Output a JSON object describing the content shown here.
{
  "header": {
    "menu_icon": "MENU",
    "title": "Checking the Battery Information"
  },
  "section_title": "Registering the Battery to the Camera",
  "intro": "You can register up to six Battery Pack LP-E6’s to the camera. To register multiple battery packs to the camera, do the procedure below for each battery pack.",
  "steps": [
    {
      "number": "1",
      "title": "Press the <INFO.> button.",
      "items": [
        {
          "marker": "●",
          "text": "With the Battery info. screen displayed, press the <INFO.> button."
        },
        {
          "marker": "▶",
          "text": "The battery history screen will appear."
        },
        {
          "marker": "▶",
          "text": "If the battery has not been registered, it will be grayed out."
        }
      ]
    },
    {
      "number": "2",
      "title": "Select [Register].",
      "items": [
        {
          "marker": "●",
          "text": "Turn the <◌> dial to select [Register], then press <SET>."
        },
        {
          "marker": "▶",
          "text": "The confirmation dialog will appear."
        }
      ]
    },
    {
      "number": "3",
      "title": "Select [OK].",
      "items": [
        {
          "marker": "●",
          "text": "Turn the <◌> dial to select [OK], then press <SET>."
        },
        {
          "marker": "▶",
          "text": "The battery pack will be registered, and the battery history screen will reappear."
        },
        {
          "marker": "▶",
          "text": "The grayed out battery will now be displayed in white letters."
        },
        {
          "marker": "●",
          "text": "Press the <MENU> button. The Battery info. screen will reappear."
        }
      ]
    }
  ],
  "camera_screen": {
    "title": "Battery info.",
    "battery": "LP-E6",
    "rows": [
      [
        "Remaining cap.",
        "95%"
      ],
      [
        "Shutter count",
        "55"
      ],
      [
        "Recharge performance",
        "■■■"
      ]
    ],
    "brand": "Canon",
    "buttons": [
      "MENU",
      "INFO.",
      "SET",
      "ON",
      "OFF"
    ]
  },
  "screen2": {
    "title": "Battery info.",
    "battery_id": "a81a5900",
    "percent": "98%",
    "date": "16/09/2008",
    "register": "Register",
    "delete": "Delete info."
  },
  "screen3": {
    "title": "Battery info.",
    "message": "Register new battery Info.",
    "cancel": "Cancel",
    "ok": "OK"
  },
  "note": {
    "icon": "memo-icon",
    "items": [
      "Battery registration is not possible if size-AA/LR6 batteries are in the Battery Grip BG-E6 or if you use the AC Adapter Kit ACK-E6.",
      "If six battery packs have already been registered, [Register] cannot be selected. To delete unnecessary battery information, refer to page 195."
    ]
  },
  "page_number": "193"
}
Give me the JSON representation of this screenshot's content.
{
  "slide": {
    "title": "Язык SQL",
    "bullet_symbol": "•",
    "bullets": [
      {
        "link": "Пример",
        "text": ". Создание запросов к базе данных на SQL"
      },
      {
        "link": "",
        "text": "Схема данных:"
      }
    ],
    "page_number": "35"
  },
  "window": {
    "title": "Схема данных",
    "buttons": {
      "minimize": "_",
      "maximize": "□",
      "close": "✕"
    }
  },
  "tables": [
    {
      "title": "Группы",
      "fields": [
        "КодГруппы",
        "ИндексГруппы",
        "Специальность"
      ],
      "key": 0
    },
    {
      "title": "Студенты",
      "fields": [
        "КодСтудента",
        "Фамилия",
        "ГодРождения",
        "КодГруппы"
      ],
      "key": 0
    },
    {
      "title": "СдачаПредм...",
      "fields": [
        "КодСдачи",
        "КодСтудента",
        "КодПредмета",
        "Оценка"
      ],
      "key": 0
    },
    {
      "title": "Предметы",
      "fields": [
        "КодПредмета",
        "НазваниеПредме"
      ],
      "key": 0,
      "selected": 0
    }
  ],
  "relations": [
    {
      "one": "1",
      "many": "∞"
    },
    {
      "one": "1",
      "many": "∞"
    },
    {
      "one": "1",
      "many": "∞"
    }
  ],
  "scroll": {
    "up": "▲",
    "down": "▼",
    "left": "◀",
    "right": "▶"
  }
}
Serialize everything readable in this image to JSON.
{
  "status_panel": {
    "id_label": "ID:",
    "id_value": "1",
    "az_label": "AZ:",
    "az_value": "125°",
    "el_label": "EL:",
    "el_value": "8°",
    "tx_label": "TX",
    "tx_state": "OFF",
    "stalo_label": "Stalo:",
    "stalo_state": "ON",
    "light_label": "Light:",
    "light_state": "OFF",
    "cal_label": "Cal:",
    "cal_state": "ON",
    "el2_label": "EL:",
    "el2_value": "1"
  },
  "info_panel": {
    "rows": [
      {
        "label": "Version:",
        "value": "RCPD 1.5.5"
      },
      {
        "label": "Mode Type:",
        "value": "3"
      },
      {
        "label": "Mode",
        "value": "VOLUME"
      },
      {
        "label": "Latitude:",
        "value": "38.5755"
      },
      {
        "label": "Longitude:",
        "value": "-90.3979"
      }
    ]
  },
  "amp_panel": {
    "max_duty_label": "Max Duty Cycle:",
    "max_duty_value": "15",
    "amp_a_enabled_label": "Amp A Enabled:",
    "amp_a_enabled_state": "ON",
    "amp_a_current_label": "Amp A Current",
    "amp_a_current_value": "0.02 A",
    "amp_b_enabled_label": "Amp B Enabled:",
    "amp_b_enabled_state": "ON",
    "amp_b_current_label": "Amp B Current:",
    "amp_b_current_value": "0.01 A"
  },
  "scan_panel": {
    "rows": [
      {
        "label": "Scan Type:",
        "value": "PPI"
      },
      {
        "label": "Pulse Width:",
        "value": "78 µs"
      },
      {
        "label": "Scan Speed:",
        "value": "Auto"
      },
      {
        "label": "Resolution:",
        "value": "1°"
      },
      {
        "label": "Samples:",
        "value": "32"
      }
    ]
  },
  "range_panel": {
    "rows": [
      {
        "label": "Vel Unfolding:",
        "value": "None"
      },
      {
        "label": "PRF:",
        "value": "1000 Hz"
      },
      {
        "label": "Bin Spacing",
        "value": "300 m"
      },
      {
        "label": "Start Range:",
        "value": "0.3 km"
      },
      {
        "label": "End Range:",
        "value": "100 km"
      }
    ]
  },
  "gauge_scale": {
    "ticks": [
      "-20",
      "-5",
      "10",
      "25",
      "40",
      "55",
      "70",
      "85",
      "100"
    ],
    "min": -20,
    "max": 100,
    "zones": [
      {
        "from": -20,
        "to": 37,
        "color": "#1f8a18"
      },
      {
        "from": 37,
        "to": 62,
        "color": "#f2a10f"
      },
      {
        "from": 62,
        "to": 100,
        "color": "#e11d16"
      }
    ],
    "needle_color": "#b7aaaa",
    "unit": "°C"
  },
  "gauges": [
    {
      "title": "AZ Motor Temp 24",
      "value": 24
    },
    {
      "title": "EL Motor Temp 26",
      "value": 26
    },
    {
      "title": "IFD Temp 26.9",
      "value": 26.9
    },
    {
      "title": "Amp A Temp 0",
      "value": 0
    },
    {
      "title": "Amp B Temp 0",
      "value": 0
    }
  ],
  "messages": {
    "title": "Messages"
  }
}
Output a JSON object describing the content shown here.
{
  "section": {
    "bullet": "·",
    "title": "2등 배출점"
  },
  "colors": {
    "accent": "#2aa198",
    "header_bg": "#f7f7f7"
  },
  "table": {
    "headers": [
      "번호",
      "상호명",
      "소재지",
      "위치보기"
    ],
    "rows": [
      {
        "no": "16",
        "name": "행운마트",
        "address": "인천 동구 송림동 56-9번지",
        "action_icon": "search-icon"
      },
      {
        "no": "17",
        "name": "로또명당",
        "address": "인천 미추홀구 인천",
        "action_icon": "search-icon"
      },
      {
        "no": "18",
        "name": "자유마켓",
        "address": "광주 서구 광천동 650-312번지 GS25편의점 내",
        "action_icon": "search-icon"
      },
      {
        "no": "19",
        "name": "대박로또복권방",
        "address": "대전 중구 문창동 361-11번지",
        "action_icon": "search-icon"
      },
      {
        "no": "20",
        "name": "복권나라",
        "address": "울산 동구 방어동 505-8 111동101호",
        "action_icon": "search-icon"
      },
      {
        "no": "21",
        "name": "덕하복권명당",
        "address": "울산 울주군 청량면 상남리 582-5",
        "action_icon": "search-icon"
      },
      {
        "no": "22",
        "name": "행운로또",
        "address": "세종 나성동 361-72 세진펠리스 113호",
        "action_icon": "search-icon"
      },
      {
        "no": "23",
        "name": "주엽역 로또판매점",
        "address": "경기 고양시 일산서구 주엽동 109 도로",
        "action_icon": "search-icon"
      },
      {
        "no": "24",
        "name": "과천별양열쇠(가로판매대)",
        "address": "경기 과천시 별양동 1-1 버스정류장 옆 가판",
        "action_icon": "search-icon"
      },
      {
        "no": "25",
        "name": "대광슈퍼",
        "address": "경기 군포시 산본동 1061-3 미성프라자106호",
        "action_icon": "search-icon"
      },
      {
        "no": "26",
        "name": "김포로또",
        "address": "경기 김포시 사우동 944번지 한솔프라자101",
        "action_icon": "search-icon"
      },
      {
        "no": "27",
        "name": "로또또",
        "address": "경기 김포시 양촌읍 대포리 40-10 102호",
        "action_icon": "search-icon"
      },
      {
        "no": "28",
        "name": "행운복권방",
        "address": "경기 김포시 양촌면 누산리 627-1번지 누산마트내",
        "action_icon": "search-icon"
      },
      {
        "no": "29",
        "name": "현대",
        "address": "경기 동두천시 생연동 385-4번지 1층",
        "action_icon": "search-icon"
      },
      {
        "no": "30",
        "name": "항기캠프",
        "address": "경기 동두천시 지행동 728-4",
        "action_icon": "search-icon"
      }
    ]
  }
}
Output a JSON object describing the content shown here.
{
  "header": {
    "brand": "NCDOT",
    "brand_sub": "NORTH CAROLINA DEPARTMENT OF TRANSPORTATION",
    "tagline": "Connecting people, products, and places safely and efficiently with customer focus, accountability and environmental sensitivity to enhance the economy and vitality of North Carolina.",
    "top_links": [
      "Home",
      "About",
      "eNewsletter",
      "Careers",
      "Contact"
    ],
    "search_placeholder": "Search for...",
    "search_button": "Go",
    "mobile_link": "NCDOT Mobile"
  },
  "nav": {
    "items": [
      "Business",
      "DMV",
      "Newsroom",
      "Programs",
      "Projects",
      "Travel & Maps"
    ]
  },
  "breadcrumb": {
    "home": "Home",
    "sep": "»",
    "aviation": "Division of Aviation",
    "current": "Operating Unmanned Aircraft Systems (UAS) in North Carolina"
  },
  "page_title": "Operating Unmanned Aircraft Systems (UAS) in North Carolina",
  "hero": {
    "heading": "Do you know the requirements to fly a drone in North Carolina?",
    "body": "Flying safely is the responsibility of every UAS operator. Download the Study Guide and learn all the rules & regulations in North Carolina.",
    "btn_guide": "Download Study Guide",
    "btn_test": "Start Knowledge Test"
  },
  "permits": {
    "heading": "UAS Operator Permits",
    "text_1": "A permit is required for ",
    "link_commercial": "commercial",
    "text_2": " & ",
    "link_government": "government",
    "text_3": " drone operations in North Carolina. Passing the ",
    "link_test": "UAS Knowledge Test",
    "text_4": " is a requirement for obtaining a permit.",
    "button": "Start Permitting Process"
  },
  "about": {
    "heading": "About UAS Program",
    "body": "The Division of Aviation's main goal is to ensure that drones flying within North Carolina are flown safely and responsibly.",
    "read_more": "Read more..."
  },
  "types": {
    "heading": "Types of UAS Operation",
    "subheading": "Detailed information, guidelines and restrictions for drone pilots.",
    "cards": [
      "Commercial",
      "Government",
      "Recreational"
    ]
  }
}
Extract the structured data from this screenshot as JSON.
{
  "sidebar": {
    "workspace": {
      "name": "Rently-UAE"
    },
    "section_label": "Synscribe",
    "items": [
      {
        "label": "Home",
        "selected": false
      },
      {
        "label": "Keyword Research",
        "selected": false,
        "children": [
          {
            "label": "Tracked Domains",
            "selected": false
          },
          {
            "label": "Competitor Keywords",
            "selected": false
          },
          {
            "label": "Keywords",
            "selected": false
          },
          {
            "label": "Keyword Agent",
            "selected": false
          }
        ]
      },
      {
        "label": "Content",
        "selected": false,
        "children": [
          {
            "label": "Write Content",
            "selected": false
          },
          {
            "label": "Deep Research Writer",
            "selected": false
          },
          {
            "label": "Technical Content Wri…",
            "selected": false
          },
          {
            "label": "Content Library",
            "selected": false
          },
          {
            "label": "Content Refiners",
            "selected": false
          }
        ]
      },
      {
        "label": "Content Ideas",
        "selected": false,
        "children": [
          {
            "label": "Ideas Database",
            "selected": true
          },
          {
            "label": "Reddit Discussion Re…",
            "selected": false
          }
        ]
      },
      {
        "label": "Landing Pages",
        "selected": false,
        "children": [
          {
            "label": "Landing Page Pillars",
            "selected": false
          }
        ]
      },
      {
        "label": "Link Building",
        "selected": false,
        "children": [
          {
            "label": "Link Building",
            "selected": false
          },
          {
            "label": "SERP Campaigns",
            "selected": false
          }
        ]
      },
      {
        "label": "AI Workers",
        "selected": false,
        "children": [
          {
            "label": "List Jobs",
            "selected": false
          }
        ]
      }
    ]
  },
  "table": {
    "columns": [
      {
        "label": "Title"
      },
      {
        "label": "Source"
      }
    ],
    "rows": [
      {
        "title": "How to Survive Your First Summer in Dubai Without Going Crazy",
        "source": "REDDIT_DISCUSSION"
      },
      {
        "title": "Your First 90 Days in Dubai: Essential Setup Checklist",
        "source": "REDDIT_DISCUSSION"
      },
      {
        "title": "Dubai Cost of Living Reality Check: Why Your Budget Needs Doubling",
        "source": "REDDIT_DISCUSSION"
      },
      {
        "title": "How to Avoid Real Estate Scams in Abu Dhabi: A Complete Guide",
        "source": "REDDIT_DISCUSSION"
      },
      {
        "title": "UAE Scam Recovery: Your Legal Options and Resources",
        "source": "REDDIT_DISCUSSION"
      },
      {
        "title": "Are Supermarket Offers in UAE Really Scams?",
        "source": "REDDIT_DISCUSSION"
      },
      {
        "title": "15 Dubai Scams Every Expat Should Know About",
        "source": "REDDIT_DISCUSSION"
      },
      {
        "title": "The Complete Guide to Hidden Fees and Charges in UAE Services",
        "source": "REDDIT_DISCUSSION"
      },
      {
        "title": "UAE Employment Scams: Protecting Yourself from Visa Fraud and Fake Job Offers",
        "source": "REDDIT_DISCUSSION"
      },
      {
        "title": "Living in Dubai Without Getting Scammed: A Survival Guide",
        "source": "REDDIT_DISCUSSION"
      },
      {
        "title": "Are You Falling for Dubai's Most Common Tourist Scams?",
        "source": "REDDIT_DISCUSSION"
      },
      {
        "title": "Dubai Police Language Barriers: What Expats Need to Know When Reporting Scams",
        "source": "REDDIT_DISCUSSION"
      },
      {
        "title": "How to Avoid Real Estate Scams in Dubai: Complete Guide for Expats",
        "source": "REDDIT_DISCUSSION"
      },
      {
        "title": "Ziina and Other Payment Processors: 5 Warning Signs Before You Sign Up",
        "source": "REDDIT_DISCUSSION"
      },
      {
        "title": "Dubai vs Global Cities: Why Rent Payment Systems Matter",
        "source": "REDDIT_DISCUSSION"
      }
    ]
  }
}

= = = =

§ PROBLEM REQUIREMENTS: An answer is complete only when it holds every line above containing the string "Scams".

§ EXERCISE RESPONSE:
        "title": "How to Avoid Real Estate Scams in Abu Dhabi: A Complete Guide",
        "title": "Are Supermarket Offers in UAE Really Scams?",
        "title": "15 Dubai Scams Every Expat Should Know About",
        "title": "UAE Employment Scams: Protecting Yourself from Visa Fraud and Fake Job Offers",
        "title": "Are You Falling for Dubai's Most Common Tourist Scams?",
        "title": "Dubai Police Language Barriers: What Expats Need to Know When Reporting Scams",
        "title": "How to Avoid Real Estate Scams in Dubai: Complete Guide for Expats",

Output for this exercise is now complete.